Data for processing:
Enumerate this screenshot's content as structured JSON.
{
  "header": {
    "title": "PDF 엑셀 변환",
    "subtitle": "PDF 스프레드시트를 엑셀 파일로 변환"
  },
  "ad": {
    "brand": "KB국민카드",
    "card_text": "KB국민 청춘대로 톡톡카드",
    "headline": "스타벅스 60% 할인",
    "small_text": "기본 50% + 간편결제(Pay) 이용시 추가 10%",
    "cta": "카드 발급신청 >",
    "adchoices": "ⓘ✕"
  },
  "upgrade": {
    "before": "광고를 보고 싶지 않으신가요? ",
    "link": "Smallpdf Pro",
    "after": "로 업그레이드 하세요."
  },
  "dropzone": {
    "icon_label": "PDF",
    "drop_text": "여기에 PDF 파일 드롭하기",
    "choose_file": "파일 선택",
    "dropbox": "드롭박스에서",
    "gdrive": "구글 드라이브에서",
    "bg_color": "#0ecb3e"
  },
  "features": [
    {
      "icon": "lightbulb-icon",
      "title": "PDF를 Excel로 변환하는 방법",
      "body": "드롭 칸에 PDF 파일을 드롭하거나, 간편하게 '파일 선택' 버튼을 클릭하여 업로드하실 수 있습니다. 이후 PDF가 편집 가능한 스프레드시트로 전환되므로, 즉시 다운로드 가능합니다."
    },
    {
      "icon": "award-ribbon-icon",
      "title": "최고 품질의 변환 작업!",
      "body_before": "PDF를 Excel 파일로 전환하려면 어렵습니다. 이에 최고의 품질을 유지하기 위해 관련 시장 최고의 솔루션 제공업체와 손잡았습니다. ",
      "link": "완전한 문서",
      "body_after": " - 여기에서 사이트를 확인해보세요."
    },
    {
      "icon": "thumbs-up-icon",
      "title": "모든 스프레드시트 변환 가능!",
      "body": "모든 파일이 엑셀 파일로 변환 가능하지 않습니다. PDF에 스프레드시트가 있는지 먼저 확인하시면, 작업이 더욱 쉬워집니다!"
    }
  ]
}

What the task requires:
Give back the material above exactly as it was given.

Answer space:
Enumerate this screenshot's content as structured JSON.
{
  "header": {
    "title": "PDF 엑셀 변환",
    "subtitle": "PDF 스프레드시트를 엑셀 파일로 변환"
  },
  "ad": {
    "brand": "KB국민카드",
    "card_text": "KB국민 청춘대로 톡톡카드",
    "headline": "스타벅스 60% 할인",
    "small_text": "기본 50% + 간편결제(Pay) 이용시 추가 10%",
    "cta": "카드 발급신청 >",
    "adchoices": "ⓘ✕"
  },
  "upgrade": {
    "before": "광고를 보고 싶지 않으신가요? ",
    "link": "Smallpdf Pro",
    "after": "로 업그레이드 하세요."
  },
  "dropzone": {
    "icon_label": "PDF",
    "drop_text": "여기에 PDF 파일 드롭하기",
    "choose_file": "파일 선택",
    "dropbox": "드롭박스에서",
    "gdrive": "구글 드라이브에서",
    "bg_color": "#0ecb3e"
  },
  "features": [
    {
      "icon": "lightbulb-icon",
      "title": "PDF를 Excel로 변환하는 방법",
      "body": "드롭 칸에 PDF 파일을 드롭하거나, 간편하게 '파일 선택' 버튼을 클릭하여 업로드하실 수 있습니다. 이후 PDF가 편집 가능한 스프레드시트로 전환되므로, 즉시 다운로드 가능합니다."
    },
    {
      "icon": "award-ribbon-icon",
      "title": "최고 품질의 변환 작업!",
      "body_before": "PDF를 Excel 파일로 전환하려면 어렵습니다. 이에 최고의 품질을 유지하기 위해 관련 시장 최고의 솔루션 제공업체와 손잡았습니다. ",
      "link": "완전한 문서",
      "body_after": " - 여기에서 사이트를 확인해보세요."
    },
    {
      "icon": "thumbs-up-icon",
      "title": "모든 스프레드시트 변환 가능!",
      "body": "모든 파일이 엑셀 파일로 변환 가능하지 않습니다. PDF에 스프레드시트가 있는지 먼저 확인하시면, 작업이 더욱 쉬워집니다!"
    }
  ]
}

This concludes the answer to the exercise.